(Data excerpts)
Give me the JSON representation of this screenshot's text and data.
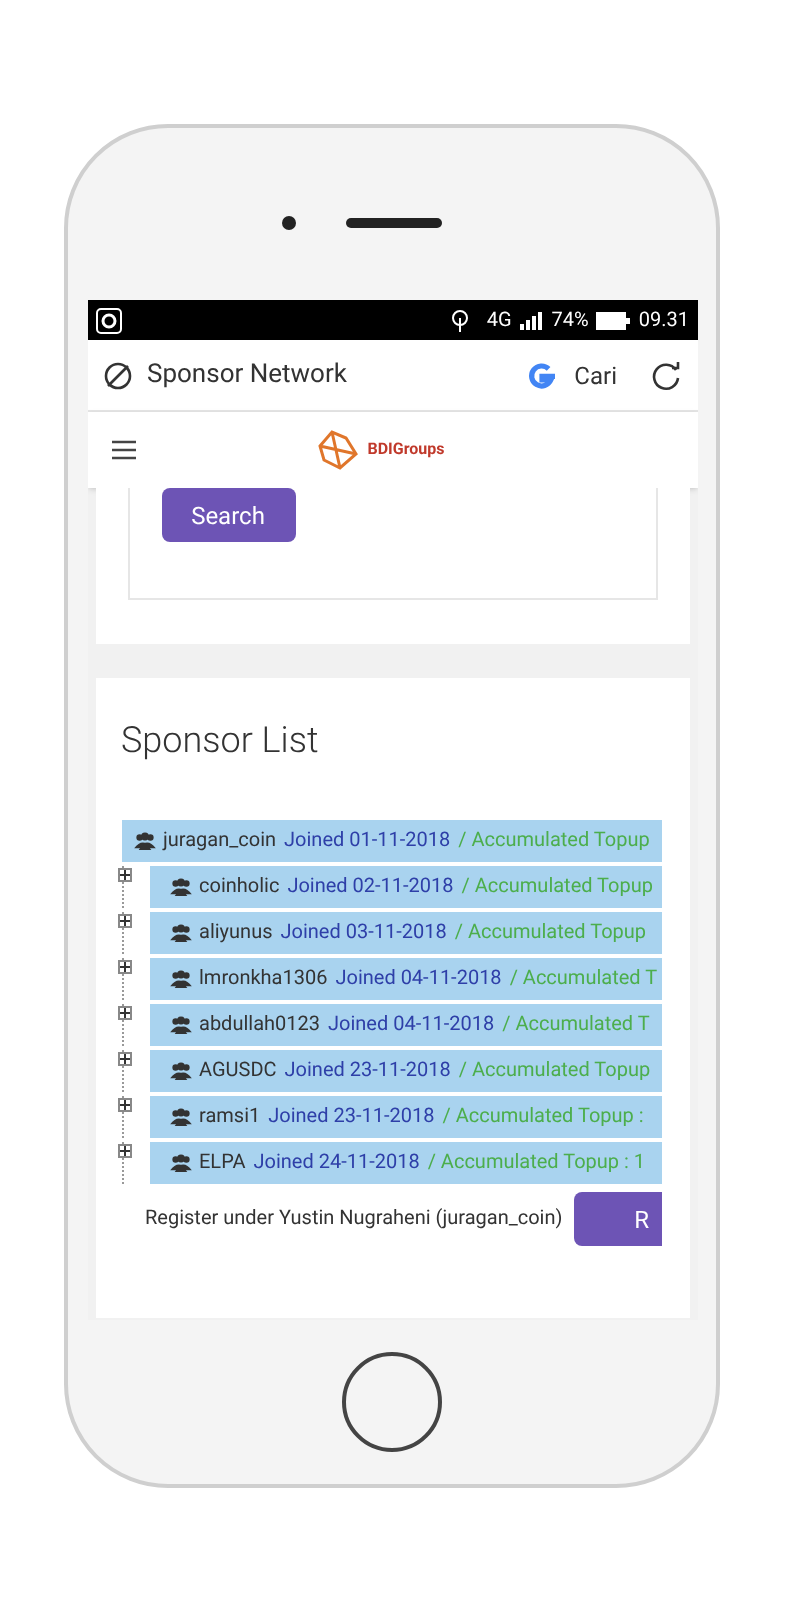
{
  "status_bar": {
    "network": "4G",
    "battery": "74%",
    "time": "09.31"
  },
  "browser": {
    "title": "Sponsor Network",
    "search_label": "Cari"
  },
  "nav": {
    "brand": "BDIGroups"
  },
  "search_button": "Search",
  "sponsor_list": {
    "title": "Sponsor List",
    "root": {
      "name": "juragan_coin",
      "joined": "Joined 01-11-2018",
      "topup": "/ Accumulated Topup"
    },
    "children": [
      {
        "name": "coinholic",
        "joined": "Joined 02-11-2018",
        "topup": "/ Accumulated Topup",
        "expanded": false
      },
      {
        "name": "aliyunus",
        "joined": "Joined 03-11-2018",
        "topup": "/ Accumulated Topup",
        "expanded": false
      },
      {
        "name": "lmronkha1306",
        "joined": "Joined 04-11-2018",
        "topup": "/ Accumulated T",
        "expanded": false
      },
      {
        "name": "abdullah0123",
        "joined": "Joined 04-11-2018",
        "topup": "/ Accumulated T",
        "expanded": false
      },
      {
        "name": "AGUSDC",
        "joined": "Joined 23-11-2018",
        "topup": "/ Accumulated Topup",
        "expanded": false
      },
      {
        "name": "ramsi1",
        "joined": "Joined 23-11-2018",
        "topup": "/ Accumulated Topup :",
        "expanded": false
      },
      {
        "name": "ELPA",
        "joined": "Joined 24-11-2018",
        "topup": "/ Accumulated Topup : 1",
        "expanded": false
      }
    ],
    "register_note": "Register under Yustin Nugraheni (juragan_coin)",
    "register_button": "R"
  }
}
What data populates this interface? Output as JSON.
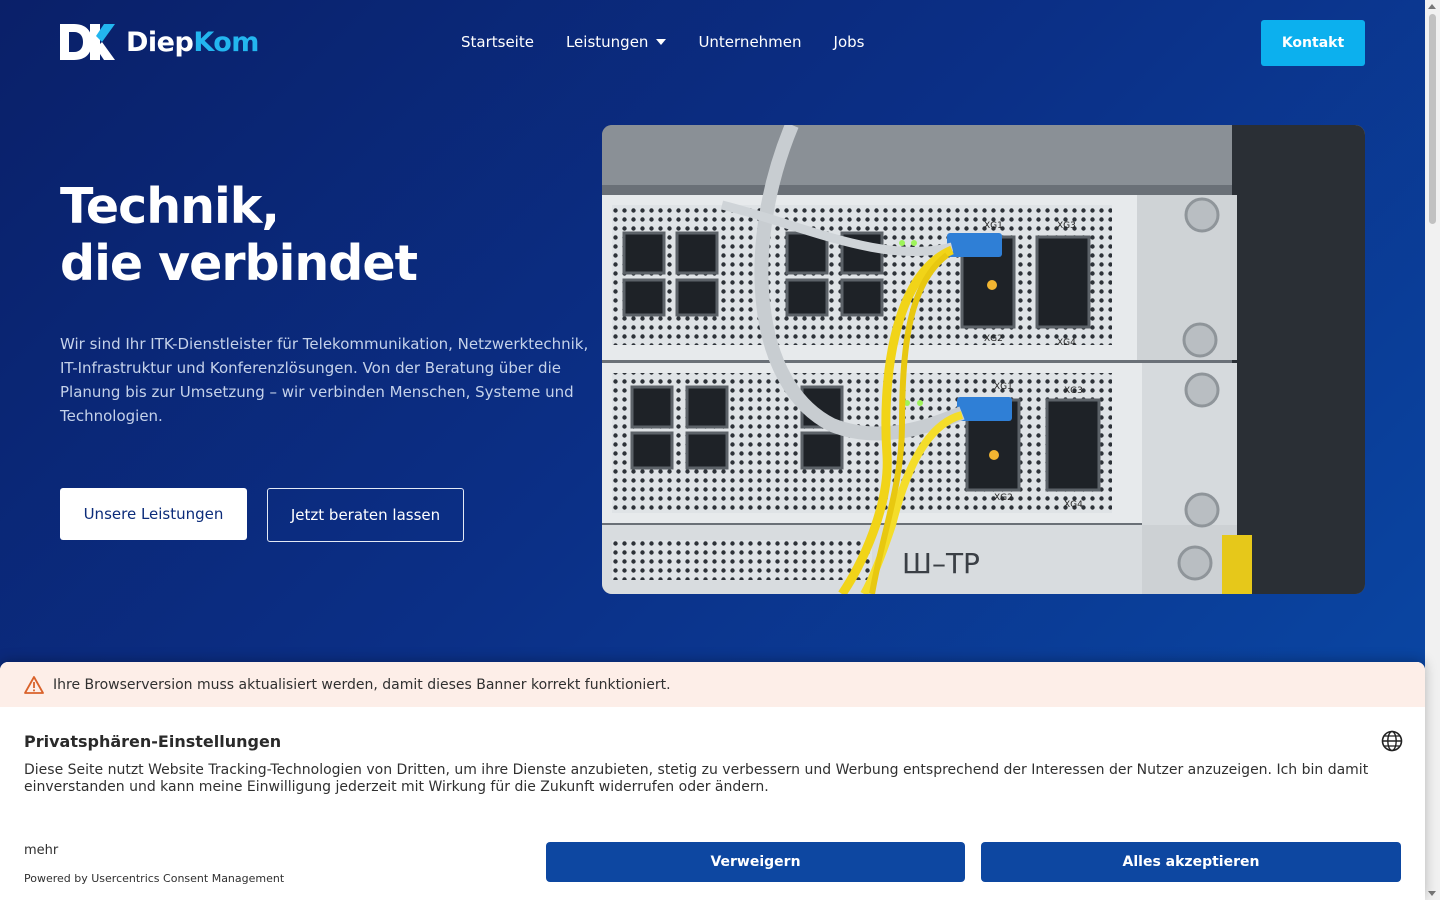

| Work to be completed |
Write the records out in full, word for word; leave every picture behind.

| Written response |
Give me the JSON representation of this screenshot's text and data.
{
  "status_bar": {
    "network": "4G",
    "battery": "74%",
    "time": "09.31"
  },
  "browser": {
    "title": "Sponsor Network",
    "search_label": "Cari"
  },
  "nav": {
    "brand": "BDIGroups"
  },
  "search_button": "Search",
  "sponsor_list": {
    "title": "Sponsor List",
    "root": {
      "name": "juragan_coin",
      "joined": "Joined 01-11-2018",
      "topup": "/ Accumulated Topup"
    },
    "children": [
      {
        "name": "coinholic",
        "joined": "Joined 02-11-2018",
        "topup": "/ Accumulated Topup",
        "expanded": false
      },
      {
        "name": "aliyunus",
        "joined": "Joined 03-11-2018",
        "topup": "/ Accumulated Topup",
        "expanded": false
      },
      {
        "name": "lmronkha1306",
        "joined": "Joined 04-11-2018",
        "topup": "/ Accumulated T",
        "expanded": false
      },
      {
        "name": "abdullah0123",
        "joined": "Joined 04-11-2018",
        "topup": "/ Accumulated T",
        "expanded": false
      },
      {
        "name": "AGUSDC",
        "joined": "Joined 23-11-2018",
        "topup": "/ Accumulated Topup",
        "expanded": false
      },
      {
        "name": "ramsi1",
        "joined": "Joined 23-11-2018",
        "topup": "/ Accumulated Topup :",
        "expanded": false
      },
      {
        "name": "ELPA",
        "joined": "Joined 24-11-2018",
        "topup": "/ Accumulated Topup : 1",
        "expanded": false
      }
    ],
    "register_note": "Register under Yustin Nugraheni (juragan_coin)",
    "register_button": "R"
  }
}
What data populates this interface? Output as JSON.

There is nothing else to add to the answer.